» Problem requirements
For the records below, tally every line that has the word "heading" and reply with the number alone.

Available records Block Start

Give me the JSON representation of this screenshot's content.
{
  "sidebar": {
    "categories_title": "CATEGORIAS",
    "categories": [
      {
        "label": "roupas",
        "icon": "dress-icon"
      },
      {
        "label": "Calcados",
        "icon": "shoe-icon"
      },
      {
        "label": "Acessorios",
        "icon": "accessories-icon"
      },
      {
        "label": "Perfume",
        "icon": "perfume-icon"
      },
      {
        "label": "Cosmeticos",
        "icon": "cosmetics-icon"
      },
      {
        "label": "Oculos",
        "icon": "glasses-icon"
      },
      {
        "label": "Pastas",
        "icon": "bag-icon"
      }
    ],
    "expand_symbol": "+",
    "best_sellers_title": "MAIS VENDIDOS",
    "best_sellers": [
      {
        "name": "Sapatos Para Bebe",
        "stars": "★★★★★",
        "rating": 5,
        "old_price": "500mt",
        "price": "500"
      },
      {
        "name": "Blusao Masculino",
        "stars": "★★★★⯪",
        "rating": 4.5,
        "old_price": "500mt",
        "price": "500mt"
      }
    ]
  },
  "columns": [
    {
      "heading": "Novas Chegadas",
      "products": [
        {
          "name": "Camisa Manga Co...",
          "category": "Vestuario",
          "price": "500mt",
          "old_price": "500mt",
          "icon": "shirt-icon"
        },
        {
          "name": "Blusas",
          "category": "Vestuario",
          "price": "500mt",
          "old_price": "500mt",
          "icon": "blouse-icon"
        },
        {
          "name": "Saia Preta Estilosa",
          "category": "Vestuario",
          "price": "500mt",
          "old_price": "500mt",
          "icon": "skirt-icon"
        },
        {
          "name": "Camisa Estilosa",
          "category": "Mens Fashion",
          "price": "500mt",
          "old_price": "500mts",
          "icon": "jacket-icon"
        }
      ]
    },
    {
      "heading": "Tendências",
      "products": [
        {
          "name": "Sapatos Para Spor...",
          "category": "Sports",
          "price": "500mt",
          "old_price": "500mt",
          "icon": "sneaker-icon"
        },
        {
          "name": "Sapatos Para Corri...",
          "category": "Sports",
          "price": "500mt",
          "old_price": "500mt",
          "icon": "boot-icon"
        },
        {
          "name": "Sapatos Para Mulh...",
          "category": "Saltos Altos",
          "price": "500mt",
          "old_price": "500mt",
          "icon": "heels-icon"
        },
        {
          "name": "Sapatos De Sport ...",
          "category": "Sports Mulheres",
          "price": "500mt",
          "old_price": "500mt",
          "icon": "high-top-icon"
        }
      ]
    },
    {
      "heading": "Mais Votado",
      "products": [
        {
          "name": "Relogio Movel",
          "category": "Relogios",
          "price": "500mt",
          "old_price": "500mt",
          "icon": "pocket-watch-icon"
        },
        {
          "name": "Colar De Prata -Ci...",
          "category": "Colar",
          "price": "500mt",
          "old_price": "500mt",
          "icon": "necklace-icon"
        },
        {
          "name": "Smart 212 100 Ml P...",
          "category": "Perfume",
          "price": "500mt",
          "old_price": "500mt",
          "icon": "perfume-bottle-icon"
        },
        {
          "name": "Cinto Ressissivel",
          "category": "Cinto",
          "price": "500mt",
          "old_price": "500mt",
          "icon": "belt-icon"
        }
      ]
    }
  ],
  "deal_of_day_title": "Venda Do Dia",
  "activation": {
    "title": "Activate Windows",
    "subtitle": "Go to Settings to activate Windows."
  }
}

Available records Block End

» Response below
3